### Exercise aim
Tally up how many lines in the listing below contain the string "union", and give only the total.

### Available data

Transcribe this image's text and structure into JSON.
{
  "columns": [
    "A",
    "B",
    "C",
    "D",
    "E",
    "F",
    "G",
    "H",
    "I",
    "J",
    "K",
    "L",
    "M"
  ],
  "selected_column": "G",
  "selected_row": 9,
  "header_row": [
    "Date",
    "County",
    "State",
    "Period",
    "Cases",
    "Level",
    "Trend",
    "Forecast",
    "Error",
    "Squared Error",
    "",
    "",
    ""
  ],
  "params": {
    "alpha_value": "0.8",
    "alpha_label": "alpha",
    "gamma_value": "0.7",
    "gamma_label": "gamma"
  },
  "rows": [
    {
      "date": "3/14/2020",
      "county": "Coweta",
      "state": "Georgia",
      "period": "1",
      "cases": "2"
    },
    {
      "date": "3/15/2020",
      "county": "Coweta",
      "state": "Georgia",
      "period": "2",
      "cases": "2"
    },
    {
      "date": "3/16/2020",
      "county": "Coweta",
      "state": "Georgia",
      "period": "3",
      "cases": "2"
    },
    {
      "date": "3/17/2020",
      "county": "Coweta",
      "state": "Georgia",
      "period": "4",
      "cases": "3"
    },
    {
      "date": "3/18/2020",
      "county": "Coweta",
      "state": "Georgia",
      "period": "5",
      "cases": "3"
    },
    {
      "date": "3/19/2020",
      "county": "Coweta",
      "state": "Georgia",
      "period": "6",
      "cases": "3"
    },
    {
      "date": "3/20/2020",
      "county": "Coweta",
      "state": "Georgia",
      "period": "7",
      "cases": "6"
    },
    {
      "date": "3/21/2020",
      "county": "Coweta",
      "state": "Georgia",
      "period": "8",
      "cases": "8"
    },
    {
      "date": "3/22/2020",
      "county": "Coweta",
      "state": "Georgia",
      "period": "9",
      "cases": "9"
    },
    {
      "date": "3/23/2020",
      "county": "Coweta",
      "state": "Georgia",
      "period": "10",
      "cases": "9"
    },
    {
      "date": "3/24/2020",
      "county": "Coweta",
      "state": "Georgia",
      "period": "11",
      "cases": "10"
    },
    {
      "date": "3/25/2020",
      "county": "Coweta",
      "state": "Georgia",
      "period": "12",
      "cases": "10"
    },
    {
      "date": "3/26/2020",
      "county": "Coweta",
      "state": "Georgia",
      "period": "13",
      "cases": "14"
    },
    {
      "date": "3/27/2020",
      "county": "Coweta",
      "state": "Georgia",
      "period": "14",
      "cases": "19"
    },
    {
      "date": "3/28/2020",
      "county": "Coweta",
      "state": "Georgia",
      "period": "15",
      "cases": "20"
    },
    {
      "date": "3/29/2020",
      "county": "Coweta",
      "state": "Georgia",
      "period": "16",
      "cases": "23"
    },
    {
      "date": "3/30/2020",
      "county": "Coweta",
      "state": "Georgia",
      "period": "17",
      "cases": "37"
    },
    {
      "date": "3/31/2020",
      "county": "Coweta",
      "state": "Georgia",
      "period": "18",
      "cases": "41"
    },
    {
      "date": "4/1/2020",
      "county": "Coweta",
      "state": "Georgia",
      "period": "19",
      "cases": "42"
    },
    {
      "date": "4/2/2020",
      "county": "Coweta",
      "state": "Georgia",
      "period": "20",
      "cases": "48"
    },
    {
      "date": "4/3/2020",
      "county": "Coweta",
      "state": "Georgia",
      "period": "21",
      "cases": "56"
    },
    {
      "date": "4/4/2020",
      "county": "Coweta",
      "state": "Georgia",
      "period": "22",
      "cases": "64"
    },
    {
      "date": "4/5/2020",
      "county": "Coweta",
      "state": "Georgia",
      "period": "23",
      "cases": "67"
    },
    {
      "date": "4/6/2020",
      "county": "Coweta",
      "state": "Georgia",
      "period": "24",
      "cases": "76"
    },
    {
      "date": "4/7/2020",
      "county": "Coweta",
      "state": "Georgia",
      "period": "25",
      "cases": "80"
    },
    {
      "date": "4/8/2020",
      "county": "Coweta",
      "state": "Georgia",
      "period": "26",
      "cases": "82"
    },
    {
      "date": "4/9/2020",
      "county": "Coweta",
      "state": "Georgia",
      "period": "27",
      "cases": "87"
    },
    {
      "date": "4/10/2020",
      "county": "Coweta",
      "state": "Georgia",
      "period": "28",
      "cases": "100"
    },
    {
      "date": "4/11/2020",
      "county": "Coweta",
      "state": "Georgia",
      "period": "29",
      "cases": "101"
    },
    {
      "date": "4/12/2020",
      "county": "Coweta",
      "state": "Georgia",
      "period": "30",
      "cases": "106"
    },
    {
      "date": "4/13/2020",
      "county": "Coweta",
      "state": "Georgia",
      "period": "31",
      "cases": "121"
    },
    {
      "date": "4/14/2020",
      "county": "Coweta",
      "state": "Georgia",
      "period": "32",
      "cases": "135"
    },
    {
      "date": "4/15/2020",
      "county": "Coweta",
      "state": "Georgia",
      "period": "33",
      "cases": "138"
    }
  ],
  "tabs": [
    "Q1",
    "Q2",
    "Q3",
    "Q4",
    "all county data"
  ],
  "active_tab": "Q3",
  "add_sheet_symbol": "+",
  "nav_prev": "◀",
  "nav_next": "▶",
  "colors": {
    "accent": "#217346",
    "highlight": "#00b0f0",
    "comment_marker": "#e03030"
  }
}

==

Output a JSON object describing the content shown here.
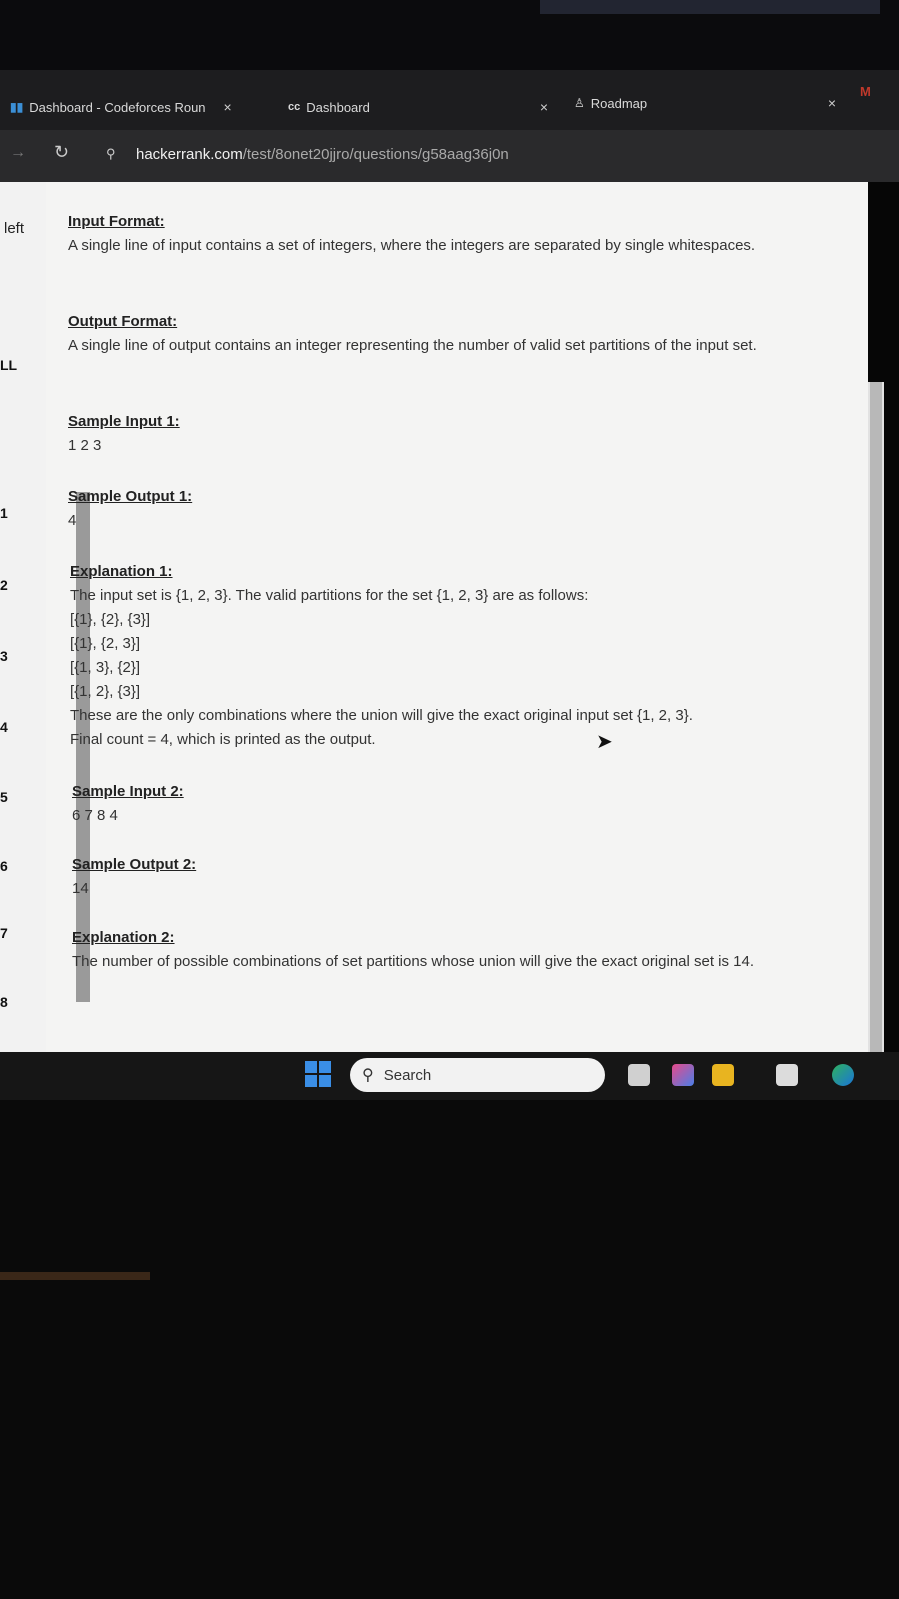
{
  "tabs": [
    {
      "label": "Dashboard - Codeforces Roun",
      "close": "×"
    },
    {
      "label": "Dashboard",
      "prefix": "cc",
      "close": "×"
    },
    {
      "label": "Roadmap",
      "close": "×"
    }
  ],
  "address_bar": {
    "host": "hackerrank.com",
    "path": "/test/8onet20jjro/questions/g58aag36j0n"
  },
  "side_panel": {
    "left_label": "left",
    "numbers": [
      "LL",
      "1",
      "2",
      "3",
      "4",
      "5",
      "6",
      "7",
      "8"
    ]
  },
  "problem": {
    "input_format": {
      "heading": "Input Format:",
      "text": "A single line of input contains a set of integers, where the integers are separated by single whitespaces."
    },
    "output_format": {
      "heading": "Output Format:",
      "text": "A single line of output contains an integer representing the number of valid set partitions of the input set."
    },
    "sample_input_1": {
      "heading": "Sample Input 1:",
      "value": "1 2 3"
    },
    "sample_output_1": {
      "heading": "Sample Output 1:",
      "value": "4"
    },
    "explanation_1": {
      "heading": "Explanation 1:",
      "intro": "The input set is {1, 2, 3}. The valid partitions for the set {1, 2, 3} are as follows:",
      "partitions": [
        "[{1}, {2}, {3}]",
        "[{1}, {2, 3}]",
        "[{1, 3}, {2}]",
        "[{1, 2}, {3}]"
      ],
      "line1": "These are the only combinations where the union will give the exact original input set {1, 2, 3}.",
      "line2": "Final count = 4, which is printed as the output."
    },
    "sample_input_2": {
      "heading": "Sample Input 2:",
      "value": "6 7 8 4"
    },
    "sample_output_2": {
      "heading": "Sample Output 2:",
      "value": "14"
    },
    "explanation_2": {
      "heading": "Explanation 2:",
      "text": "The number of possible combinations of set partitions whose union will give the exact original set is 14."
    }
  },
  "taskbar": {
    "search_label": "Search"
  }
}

### Solution for this exercise
2